**Work order:** Whichever lines of the entries hold the word "linear" should be identified and copied.

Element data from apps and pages
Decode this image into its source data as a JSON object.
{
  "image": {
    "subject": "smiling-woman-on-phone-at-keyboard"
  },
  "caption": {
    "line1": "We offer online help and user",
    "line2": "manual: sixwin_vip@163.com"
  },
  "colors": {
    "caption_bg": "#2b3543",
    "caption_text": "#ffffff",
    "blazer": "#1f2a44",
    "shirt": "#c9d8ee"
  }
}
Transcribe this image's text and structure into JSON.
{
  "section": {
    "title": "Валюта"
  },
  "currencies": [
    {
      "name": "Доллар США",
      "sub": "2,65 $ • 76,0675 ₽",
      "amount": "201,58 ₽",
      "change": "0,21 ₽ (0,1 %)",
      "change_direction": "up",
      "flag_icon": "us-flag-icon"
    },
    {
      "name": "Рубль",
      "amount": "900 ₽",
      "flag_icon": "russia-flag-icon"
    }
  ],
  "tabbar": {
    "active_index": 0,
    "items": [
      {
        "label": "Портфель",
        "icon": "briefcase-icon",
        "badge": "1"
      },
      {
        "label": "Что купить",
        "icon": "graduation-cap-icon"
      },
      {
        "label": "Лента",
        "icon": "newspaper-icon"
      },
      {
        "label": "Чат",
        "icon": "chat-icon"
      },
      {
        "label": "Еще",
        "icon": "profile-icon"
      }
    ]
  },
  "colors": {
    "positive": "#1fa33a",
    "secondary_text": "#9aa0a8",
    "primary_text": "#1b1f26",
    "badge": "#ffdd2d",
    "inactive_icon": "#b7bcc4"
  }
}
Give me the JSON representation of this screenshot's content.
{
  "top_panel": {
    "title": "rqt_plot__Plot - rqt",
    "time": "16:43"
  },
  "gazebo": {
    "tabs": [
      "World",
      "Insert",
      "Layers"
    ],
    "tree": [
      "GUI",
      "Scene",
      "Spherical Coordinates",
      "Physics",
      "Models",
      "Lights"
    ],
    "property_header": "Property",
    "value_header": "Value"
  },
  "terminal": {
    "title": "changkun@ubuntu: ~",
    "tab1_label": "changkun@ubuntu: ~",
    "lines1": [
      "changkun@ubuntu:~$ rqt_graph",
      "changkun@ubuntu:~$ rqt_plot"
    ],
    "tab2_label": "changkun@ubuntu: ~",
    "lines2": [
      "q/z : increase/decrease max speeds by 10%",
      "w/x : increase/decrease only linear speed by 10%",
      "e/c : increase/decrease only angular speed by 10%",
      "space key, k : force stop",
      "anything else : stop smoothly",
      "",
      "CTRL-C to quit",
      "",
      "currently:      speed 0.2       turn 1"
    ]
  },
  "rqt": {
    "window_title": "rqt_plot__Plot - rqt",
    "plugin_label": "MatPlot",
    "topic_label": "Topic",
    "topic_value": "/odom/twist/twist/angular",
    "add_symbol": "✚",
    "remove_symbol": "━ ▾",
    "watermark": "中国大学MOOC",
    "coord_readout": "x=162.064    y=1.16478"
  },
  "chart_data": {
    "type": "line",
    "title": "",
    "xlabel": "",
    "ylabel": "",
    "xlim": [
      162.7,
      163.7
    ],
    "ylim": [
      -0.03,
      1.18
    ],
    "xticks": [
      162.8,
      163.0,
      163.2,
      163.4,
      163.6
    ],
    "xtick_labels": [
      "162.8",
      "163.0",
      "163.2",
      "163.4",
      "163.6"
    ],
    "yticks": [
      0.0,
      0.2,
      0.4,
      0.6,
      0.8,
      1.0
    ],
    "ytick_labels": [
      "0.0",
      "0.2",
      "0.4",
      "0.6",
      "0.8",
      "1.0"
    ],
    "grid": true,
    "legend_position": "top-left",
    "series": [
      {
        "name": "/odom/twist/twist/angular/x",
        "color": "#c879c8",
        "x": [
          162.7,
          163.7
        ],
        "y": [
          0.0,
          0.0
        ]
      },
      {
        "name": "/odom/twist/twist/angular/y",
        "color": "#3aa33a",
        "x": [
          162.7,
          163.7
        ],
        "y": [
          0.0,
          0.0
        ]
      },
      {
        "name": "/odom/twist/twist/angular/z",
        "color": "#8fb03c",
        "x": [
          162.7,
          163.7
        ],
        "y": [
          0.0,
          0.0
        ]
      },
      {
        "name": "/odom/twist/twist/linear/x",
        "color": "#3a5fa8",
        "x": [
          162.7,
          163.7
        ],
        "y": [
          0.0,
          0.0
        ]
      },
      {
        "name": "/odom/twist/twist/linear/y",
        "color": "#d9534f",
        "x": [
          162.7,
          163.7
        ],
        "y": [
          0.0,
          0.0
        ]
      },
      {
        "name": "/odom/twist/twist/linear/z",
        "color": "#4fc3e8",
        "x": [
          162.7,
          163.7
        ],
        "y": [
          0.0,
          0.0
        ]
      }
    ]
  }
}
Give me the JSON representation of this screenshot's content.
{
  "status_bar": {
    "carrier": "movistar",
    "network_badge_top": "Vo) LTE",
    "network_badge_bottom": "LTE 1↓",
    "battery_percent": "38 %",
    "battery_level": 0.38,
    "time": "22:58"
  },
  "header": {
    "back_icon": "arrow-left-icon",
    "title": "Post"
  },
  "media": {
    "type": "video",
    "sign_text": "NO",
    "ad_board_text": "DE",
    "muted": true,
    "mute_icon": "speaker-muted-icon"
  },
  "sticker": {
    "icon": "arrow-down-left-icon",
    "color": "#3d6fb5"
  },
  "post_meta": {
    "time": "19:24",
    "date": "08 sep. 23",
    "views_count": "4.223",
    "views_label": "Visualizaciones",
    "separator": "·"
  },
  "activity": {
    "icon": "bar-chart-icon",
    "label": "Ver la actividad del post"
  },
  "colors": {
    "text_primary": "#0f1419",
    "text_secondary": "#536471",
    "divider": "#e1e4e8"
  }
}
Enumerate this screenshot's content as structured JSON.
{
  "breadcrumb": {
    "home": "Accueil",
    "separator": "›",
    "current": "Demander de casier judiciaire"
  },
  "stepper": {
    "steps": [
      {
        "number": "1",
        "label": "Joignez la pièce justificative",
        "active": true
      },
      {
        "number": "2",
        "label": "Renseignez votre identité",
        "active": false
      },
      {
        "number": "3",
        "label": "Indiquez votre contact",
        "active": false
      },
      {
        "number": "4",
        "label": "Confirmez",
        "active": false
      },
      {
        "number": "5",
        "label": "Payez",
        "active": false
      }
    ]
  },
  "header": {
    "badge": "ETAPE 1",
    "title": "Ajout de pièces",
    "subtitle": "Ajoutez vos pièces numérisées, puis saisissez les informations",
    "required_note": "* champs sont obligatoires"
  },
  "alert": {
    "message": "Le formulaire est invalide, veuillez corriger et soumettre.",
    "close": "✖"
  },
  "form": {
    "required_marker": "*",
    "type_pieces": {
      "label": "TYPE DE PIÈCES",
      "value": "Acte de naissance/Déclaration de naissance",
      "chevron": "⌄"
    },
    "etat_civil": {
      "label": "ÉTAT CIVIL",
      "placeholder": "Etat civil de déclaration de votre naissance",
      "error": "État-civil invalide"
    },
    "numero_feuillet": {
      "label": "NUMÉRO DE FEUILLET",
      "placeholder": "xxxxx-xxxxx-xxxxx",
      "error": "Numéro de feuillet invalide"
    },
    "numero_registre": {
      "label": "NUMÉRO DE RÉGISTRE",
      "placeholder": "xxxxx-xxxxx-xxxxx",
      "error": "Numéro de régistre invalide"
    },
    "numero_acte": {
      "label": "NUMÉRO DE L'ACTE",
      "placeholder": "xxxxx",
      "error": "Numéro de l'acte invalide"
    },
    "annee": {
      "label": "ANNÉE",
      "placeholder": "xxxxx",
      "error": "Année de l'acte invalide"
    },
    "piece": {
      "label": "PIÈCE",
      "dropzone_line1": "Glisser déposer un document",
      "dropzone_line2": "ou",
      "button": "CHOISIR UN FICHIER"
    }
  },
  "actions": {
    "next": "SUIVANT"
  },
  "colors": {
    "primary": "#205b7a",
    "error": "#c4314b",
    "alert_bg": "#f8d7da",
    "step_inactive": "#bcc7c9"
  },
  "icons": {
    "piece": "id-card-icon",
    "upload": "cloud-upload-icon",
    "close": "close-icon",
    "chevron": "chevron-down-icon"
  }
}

**Result of this exercise:**
      "w/x : increase/decrease only linear speed by 10%",
        "name": "/odom/twist/twist/linear/x",
        "name": "/odom/twist/twist/linear/y",
        "name": "/odom/twist/twist/linear/z",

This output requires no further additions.